Japanese Store Network
Japanese traders choose to shop around because if renting a small shop will increase the cost and impact the increase in the price of their merchandise. After being able to collect money from the merchandise, they usually open a shop, known as the Japanese Store.
"Called the Japanese Store because the store manager is Japanese. The term is commonly used and this mention distinguishes it from stores run by Chinese immigrants or others, "said Meta historian Sekar Puji Astuti.
This is what Tsutsumibayashi lived. To raise capital, he trades around with young men he invites from Japan. They live disciplined and potluck with a kettle and cups, and eat rice once a day.
After enough capital, Tsutsumibayashi opened a shop under the name of Nanyo Shokai (Southern Ocean Shop) based in Semarang. In 1912, its trade network was able to open branches in nine places such as Batavia, Bandung, Cilacap, Purworejo, and Blitar. Between 1916-1918, he opened a warehouse to stock stockpiles from Tokyo, opened a subsidiary of the export-import business of crops, and bought a land area of 3000 hectares. At that time, the company's assets reached 15 million yen with 38 Japanese stores incorporated in Nanyo Shokai.
"Nanyo store at that time could be said one example of a successful Japanese shop in Java," said Meta. Merchandise sold in Nanyo Shokai are ceramics, medicines, fabrics, and textile products.
Another network, Kaneko Kaneko's Kaneko Shop, spreads in almost every small town of Central Java, even its branches are in Makassar and Manado. Kenko Kenji's father-in-law, Sawabe Masao, owns Fuji Yoko, Japan's largest store in Yogyakarta and its branch in Surakarta is popular among aristocrats. Other Japanese shopkeepers include Otomo Shintaro (Otomo Shop / Otomo Shoten in Tegal), Tamaki Choichi (Daruma Shop in Jakarta), Kida Eiji (Kida Shop in Bandung), and Nakagawa Anjiro (Okazaki Shoten Shop in Malang).
According to Nawiyanto in the Sunrise and Bamboo Curtain: Japanese-Chinese Trade Competition, it is very likely that there was an increase in Japanese population in the Indies due to the growth of Japanese shops on the island of Java. In 1914 there were 74 shopkeepers and 144 Japanese working as shop keepers, while 56 were trading around. In 1933 Japanese shopkeepers increased to 543 people in Java, mostly in Central Java and East Java.

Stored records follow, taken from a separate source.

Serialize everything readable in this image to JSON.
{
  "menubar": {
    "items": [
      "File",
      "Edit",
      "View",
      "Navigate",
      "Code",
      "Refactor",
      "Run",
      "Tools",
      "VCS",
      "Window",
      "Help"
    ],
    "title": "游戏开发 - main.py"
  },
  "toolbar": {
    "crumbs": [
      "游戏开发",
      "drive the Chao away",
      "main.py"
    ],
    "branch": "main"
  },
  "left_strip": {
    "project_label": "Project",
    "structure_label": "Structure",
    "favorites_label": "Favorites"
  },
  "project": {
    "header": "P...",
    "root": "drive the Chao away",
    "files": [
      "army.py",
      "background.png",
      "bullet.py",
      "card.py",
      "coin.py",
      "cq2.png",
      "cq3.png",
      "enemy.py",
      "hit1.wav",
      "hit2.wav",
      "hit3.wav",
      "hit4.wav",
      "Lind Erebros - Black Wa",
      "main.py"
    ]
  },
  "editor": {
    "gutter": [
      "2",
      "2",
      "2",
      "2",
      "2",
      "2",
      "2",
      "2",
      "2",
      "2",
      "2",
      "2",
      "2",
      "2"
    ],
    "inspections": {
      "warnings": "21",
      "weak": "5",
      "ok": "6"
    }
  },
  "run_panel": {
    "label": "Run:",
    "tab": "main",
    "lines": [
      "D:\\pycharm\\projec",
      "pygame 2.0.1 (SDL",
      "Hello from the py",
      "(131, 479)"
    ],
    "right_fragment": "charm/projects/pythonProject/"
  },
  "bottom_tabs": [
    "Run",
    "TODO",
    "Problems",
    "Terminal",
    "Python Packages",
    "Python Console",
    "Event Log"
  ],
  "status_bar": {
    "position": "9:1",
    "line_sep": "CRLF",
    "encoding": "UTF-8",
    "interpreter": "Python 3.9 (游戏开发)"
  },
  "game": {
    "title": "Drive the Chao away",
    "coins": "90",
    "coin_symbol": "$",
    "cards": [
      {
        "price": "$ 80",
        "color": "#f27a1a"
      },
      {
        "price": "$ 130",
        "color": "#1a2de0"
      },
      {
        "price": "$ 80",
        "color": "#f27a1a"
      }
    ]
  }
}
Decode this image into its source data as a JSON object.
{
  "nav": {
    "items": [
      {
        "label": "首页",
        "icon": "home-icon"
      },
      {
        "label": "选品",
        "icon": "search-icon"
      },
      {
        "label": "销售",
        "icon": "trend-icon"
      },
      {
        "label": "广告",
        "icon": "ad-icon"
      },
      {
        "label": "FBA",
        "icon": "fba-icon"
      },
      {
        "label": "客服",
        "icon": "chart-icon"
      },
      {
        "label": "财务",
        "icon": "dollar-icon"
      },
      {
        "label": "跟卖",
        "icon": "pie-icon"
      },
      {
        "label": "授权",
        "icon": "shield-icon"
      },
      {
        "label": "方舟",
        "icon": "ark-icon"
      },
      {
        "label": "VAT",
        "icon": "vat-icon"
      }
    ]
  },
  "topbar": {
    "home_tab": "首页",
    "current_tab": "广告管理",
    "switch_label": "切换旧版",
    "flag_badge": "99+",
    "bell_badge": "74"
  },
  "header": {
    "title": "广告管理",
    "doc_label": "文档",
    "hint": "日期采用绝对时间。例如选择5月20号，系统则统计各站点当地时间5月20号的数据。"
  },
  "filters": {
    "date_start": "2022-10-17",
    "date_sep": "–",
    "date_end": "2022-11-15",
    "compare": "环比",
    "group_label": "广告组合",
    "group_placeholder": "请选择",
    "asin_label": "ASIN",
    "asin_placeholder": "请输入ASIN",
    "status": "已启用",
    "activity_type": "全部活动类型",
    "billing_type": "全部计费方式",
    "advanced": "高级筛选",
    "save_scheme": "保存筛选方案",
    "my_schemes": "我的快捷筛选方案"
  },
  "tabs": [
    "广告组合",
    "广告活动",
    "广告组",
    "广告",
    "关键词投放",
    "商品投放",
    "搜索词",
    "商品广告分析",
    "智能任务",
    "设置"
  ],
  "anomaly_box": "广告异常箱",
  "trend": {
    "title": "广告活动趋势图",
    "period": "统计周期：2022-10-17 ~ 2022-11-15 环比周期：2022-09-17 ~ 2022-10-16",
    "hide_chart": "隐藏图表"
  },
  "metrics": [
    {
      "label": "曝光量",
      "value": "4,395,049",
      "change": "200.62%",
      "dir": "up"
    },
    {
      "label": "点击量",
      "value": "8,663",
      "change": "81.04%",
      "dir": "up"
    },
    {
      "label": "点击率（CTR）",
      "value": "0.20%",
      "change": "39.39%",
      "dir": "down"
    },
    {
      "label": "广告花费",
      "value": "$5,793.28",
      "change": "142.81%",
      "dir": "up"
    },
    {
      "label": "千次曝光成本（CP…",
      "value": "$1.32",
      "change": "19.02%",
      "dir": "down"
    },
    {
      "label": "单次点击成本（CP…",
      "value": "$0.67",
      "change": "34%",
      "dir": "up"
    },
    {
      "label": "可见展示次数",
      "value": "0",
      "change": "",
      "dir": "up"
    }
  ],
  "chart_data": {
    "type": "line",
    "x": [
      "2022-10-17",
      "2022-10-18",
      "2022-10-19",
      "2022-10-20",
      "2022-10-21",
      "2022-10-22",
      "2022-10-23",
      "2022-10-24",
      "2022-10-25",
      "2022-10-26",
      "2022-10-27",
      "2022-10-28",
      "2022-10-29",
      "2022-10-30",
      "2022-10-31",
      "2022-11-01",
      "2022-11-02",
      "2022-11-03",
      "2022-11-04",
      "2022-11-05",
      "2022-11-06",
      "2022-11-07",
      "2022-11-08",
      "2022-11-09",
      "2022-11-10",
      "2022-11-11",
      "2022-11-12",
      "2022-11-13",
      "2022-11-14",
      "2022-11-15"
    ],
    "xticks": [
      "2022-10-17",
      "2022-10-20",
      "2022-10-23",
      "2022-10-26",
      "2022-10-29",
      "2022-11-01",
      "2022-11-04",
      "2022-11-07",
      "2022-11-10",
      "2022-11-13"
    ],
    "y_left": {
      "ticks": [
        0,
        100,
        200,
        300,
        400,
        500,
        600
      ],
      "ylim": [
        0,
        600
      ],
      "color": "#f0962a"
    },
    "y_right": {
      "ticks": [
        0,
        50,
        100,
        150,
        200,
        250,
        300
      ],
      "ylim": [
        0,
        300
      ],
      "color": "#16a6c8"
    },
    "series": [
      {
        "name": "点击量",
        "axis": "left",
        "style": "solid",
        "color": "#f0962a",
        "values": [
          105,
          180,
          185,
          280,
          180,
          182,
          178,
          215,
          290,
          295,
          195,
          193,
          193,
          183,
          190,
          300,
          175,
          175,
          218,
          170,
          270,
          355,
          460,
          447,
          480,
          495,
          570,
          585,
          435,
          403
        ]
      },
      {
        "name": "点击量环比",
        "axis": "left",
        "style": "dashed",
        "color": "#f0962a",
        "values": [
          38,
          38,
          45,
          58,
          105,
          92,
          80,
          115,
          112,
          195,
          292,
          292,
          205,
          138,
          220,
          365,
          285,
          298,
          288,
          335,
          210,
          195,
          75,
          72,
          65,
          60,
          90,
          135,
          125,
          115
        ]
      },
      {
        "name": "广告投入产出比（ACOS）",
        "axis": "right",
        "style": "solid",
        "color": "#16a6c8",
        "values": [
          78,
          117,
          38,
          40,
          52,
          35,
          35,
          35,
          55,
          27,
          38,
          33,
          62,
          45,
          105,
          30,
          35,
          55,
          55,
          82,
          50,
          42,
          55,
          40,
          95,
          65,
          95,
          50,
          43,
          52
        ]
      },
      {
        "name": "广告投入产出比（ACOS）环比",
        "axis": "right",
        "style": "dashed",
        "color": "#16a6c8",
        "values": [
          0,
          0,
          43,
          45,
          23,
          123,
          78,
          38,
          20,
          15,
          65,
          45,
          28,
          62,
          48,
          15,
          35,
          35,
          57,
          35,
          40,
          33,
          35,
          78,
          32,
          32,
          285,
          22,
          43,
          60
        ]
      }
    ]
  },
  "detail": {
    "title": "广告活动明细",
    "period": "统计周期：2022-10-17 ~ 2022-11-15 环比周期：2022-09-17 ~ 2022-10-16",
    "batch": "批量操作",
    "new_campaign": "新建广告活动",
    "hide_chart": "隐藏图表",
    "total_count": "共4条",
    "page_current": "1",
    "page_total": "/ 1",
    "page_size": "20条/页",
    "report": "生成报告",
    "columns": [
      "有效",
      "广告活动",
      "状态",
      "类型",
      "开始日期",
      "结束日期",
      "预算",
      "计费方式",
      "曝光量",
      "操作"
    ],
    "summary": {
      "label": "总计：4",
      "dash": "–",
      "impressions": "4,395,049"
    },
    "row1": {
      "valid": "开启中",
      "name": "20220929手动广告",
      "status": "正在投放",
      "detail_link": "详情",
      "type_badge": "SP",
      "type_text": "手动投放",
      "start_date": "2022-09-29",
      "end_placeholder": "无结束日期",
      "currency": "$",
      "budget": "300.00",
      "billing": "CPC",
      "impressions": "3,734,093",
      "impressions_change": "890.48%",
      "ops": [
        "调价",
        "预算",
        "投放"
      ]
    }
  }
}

Toko Okamura di Kramat 4 Batavia. Source
"The 1935 colonial report reveals that Japanese shops continue to mushroom all over the island," Nawiyanto wrote.
Until the early 1940s, according to Meta, the chain of Japanese stores grew quite rapidly. This led to the establishment of the Japan Society Association (Nihonjinkai) in 1913 in Batavia. This year there are 296 associate members who are mostly Japanese store owners or managers.